§ Your objective: Retype every entry below without pictures.

"""

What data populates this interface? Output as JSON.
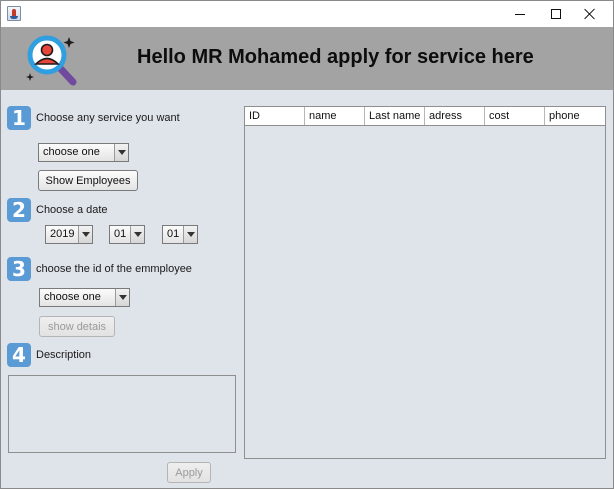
{
  "window": {
    "controls": {
      "minimize_icon": "minimize-icon",
      "maximize_icon": "maximize-icon",
      "close_icon": "close-icon"
    }
  },
  "header": {
    "title": "Hello MR Mohamed apply for service here",
    "logo_icon": "search-user-icon",
    "background": "#a3a3a3"
  },
  "steps": {
    "step1": {
      "number": "1",
      "label": "Choose any service you want",
      "service_select": {
        "value": "choose one"
      },
      "show_employees_label": "Show Employees"
    },
    "step2": {
      "number": "2",
      "label": "Choose a date",
      "year": "2019",
      "month": "01",
      "day": "01"
    },
    "step3": {
      "number": "3",
      "label": "choose the id of the emmployee",
      "employee_select": {
        "value": "choose one"
      },
      "show_details_label": "show detais"
    },
    "step4": {
      "number": "4",
      "label": "Description",
      "description_value": ""
    }
  },
  "apply_label": "Apply",
  "table": {
    "columns": [
      "ID",
      "name",
      "Last name",
      "adress",
      "cost",
      "phone"
    ],
    "rows": []
  },
  "colors": {
    "badge": "#5b9bd5",
    "panel": "#dfe3ea",
    "header": "#a3a3a3"
  }
}
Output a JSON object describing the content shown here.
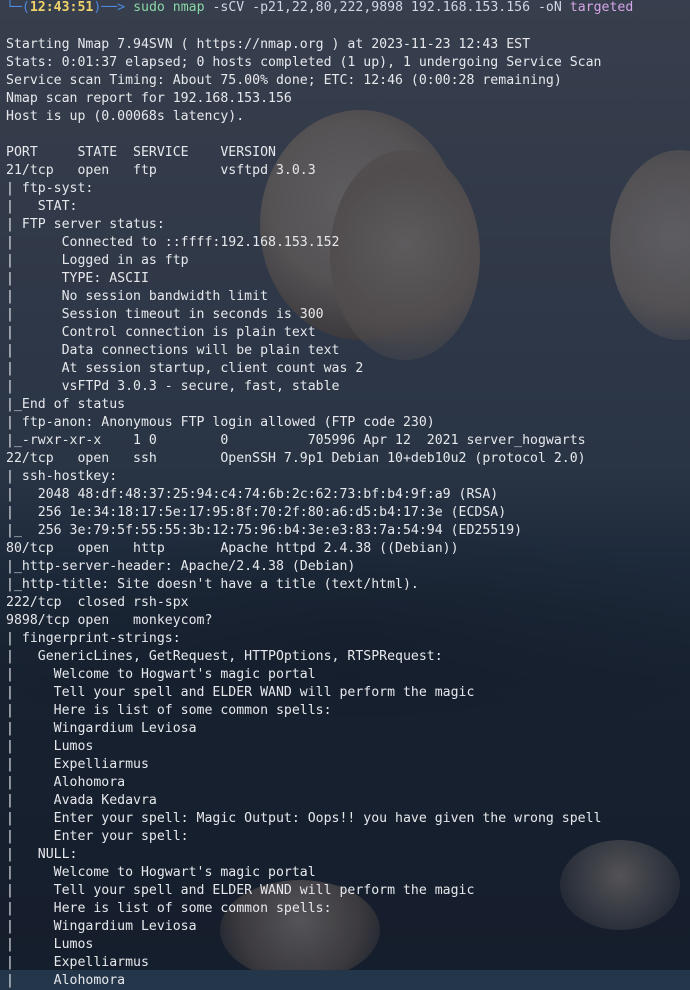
{
  "prompt": {
    "prefix": "└─(",
    "time": "12:43:51",
    "suffix": ")──> ",
    "cmd_name": "sudo nmap",
    "cmd_args": " -sCV -p21,22,80,222,9898 192.168.153.156 -oN ",
    "target": "targeted"
  },
  "lines": [
    "Starting Nmap 7.94SVN ( https://nmap.org ) at 2023-11-23 12:43 EST",
    "Stats: 0:01:37 elapsed; 0 hosts completed (1 up), 1 undergoing Service Scan",
    "Service scan Timing: About 75.00% done; ETC: 12:46 (0:00:28 remaining)",
    "Nmap scan report for 192.168.153.156",
    "Host is up (0.00068s latency).",
    "",
    "PORT     STATE  SERVICE    VERSION",
    "21/tcp   open   ftp        vsftpd 3.0.3",
    "| ftp-syst:",
    "|   STAT:",
    "| FTP server status:",
    "|      Connected to ::ffff:192.168.153.152",
    "|      Logged in as ftp",
    "|      TYPE: ASCII",
    "|      No session bandwidth limit",
    "|      Session timeout in seconds is 300",
    "|      Control connection is plain text",
    "|      Data connections will be plain text",
    "|      At session startup, client count was 2",
    "|      vsFTPd 3.0.3 - secure, fast, stable",
    "|_End of status",
    "| ftp-anon: Anonymous FTP login allowed (FTP code 230)",
    "|_-rwxr-xr-x    1 0        0          705996 Apr 12  2021 server_hogwarts",
    "22/tcp   open   ssh        OpenSSH 7.9p1 Debian 10+deb10u2 (protocol 2.0)",
    "| ssh-hostkey:",
    "|   2048 48:df:48:37:25:94:c4:74:6b:2c:62:73:bf:b4:9f:a9 (RSA)",
    "|   256 1e:34:18:17:5e:17:95:8f:70:2f:80:a6:d5:b4:17:3e (ECDSA)",
    "|_  256 3e:79:5f:55:55:3b:12:75:96:b4:3e:e3:83:7a:54:94 (ED25519)",
    "80/tcp   open   http       Apache httpd 2.4.38 ((Debian))",
    "|_http-server-header: Apache/2.4.38 (Debian)",
    "|_http-title: Site doesn't have a title (text/html).",
    "222/tcp  closed rsh-spx",
    "9898/tcp open   monkeycom?",
    "| fingerprint-strings:",
    "|   GenericLines, GetRequest, HTTPOptions, RTSPRequest:",
    "|     Welcome to Hogwart's magic portal",
    "|     Tell your spell and ELDER WAND will perform the magic",
    "|     Here is list of some common spells:",
    "|     Wingardium Leviosa",
    "|     Lumos",
    "|     Expelliarmus",
    "|     Alohomora",
    "|     Avada Kedavra",
    "|     Enter your spell: Magic Output: Oops!! you have given the wrong spell",
    "|     Enter your spell:",
    "|   NULL:",
    "|     Welcome to Hogwart's magic portal",
    "|     Tell your spell and ELDER WAND will perform the magic",
    "|     Here is list of some common spells:",
    "|     Wingardium Leviosa",
    "|     Lumos",
    "|     Expelliarmus",
    "|     Alohomora"
  ]
}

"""

§ Reply:
What data populates this interface? Output as JSON.
{
  "window": {
    "controls": {
      "minimize_icon": "minimize-icon",
      "maximize_icon": "maximize-icon",
      "close_icon": "close-icon"
    }
  },
  "header": {
    "title": "Hello MR Mohamed apply for service here",
    "logo_icon": "search-user-icon",
    "background": "#a3a3a3"
  },
  "steps": {
    "step1": {
      "number": "1",
      "label": "Choose any service you want",
      "service_select": {
        "value": "choose one"
      },
      "show_employees_label": "Show Employees"
    },
    "step2": {
      "number": "2",
      "label": "Choose a date",
      "year": "2019",
      "month": "01",
      "day": "01"
    },
    "step3": {
      "number": "3",
      "label": "choose the id of the emmployee",
      "employee_select": {
        "value": "choose one"
      },
      "show_details_label": "show detais"
    },
    "step4": {
      "number": "4",
      "label": "Description",
      "description_value": ""
    }
  },
  "apply_label": "Apply",
  "table": {
    "columns": [
      "ID",
      "name",
      "Last name",
      "adress",
      "cost",
      "phone"
    ],
    "rows": []
  },
  "colors": {
    "badge": "#5b9bd5",
    "panel": "#dfe3ea",
    "header": "#a3a3a3"
  }
}
Output a JSON object describing the content shown here.
{
  "prompt": {
    "prefix": "└─(",
    "time": "12:43:51",
    "suffix": ")──> ",
    "cmd_name": "sudo nmap",
    "cmd_args": " -sCV -p21,22,80,222,9898 192.168.153.156 -oN ",
    "target": "targeted"
  },
  "lines": [
    "Starting Nmap 7.94SVN ( https://nmap.org ) at 2023-11-23 12:43 EST",
    "Stats: 0:01:37 elapsed; 0 hosts completed (1 up), 1 undergoing Service Scan",
    "Service scan Timing: About 75.00% done; ETC: 12:46 (0:00:28 remaining)",
    "Nmap scan report for 192.168.153.156",
    "Host is up (0.00068s latency).",
    "",
    "PORT     STATE  SERVICE    VERSION",
    "21/tcp   open   ftp        vsftpd 3.0.3",
    "| ftp-syst:",
    "|   STAT:",
    "| FTP server status:",
    "|      Connected to ::ffff:192.168.153.152",
    "|      Logged in as ftp",
    "|      TYPE: ASCII",
    "|      No session bandwidth limit",
    "|      Session timeout in seconds is 300",
    "|      Control connection is plain text",
    "|      Data connections will be plain text",
    "|      At session startup, client count was 2",
    "|      vsFTPd 3.0.3 - secure, fast, stable",
    "|_End of status",
    "| ftp-anon: Anonymous FTP login allowed (FTP code 230)",
    "|_-rwxr-xr-x    1 0        0          705996 Apr 12  2021 server_hogwarts",
    "22/tcp   open   ssh        OpenSSH 7.9p1 Debian 10+deb10u2 (protocol 2.0)",
    "| ssh-hostkey:",
    "|   2048 48:df:48:37:25:94:c4:74:6b:2c:62:73:bf:b4:9f:a9 (RSA)",
    "|   256 1e:34:18:17:5e:17:95:8f:70:2f:80:a6:d5:b4:17:3e (ECDSA)",
    "|_  256 3e:79:5f:55:55:3b:12:75:96:b4:3e:e3:83:7a:54:94 (ED25519)",
    "80/tcp   open   http       Apache httpd 2.4.38 ((Debian))",
    "|_http-server-header: Apache/2.4.38 (Debian)",
    "|_http-title: Site doesn't have a title (text/html).",
    "222/tcp  closed rsh-spx",
    "9898/tcp open   monkeycom?",
    "| fingerprint-strings:",
    "|   GenericLines, GetRequest, HTTPOptions, RTSPRequest:",
    "|     Welcome to Hogwart's magic portal",
    "|     Tell your spell and ELDER WAND will perform the magic",
    "|     Here is list of some common spells:",
    "|     Wingardium Leviosa",
    "|     Lumos",
    "|     Expelliarmus",
    "|     Alohomora",
    "|     Avada Kedavra",
    "|     Enter your spell: Magic Output: Oops!! you have given the wrong spell",
    "|     Enter your spell:",
    "|   NULL:",
    "|     Welcome to Hogwart's magic portal",
    "|     Tell your spell and ELDER WAND will perform the magic",
    "|     Here is list of some common spells:",
    "|     Wingardium Leviosa",
    "|     Lumos",
    "|     Expelliarmus",
    "|     Alohomora"
  ]
}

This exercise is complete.